Entries from a dataset of interfaces:
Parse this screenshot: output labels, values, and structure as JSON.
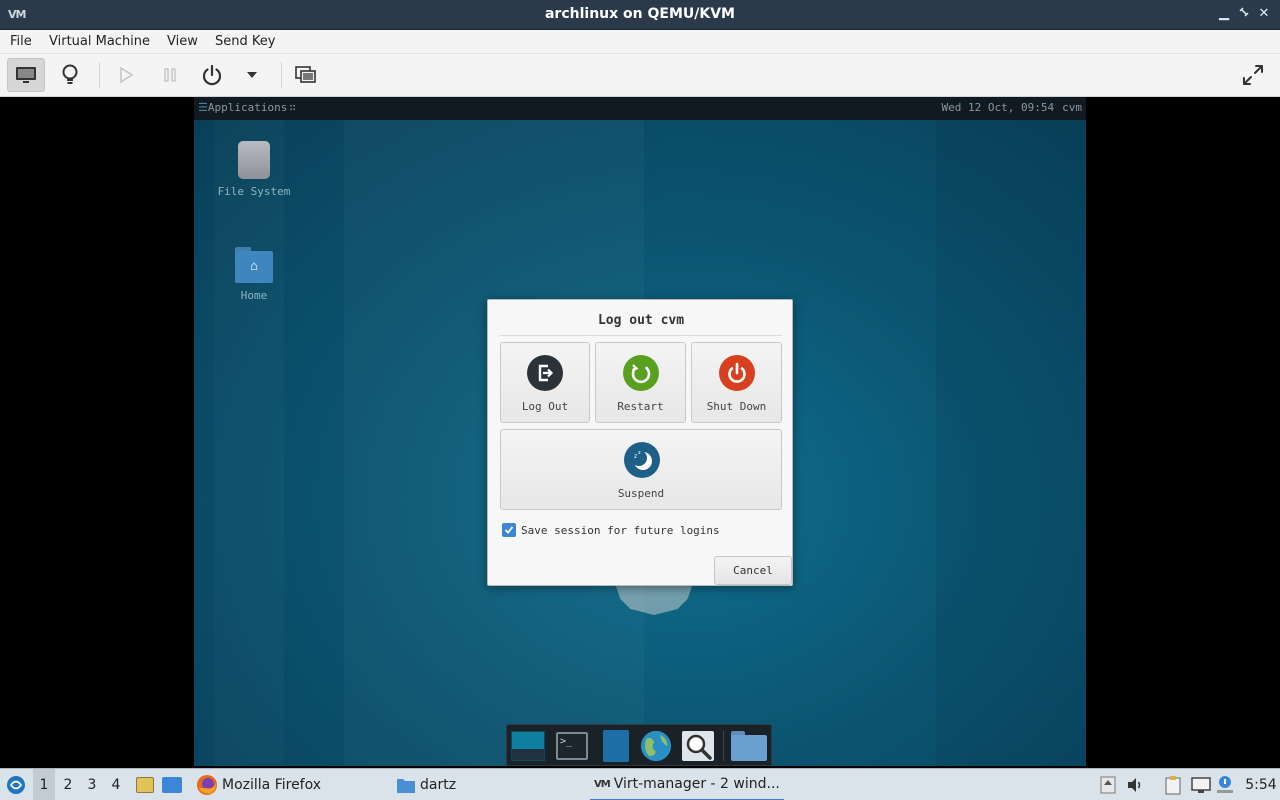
{
  "window": {
    "title": "archlinux on QEMU/KVM"
  },
  "menu": [
    "File",
    "Virtual Machine",
    "View",
    "Send Key"
  ],
  "guest": {
    "panel": {
      "applications": "Applications",
      "clock": "Wed 12 Oct, 09:54",
      "user": "cvm"
    },
    "desktop_icons": [
      {
        "label": "File System"
      },
      {
        "label": "Home"
      }
    ],
    "dialog": {
      "title": "Log out cvm",
      "actions": [
        {
          "label": "Log Out",
          "color": "#2c3338"
        },
        {
          "label": "Restart",
          "color": "#5aa020"
        },
        {
          "label": "Shut Down",
          "color": "#d6401f"
        },
        {
          "label": "Suspend",
          "color": "#1d5f86"
        }
      ],
      "save_session_label": "Save session for future logins",
      "save_session_checked": true,
      "cancel_label": "Cancel"
    }
  },
  "taskbar": {
    "workspaces": [
      "1",
      "2",
      "3",
      "4"
    ],
    "active_workspace": "1",
    "tasks": [
      {
        "label": "Mozilla Firefox"
      },
      {
        "label": "dartz"
      },
      {
        "label": "Virt-manager - 2 wind..."
      }
    ],
    "clock": "5:54"
  }
}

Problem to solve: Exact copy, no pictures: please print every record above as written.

Answer section:
Parse this screenshot: output labels, values, and structure as JSON.
{
  "window": {
    "title": "archlinux on QEMU/KVM"
  },
  "menu": [
    "File",
    "Virtual Machine",
    "View",
    "Send Key"
  ],
  "guest": {
    "panel": {
      "applications": "Applications",
      "clock": "Wed 12 Oct, 09:54",
      "user": "cvm"
    },
    "desktop_icons": [
      {
        "label": "File System"
      },
      {
        "label": "Home"
      }
    ],
    "dialog": {
      "title": "Log out cvm",
      "actions": [
        {
          "label": "Log Out",
          "color": "#2c3338"
        },
        {
          "label": "Restart",
          "color": "#5aa020"
        },
        {
          "label": "Shut Down",
          "color": "#d6401f"
        },
        {
          "label": "Suspend",
          "color": "#1d5f86"
        }
      ],
      "save_session_label": "Save session for future logins",
      "save_session_checked": true,
      "cancel_label": "Cancel"
    }
  },
  "taskbar": {
    "workspaces": [
      "1",
      "2",
      "3",
      "4"
    ],
    "active_workspace": "1",
    "tasks": [
      {
        "label": "Mozilla Firefox"
      },
      {
        "label": "dartz"
      },
      {
        "label": "Virt-manager - 2 wind..."
      }
    ],
    "clock": "5:54"
  }
}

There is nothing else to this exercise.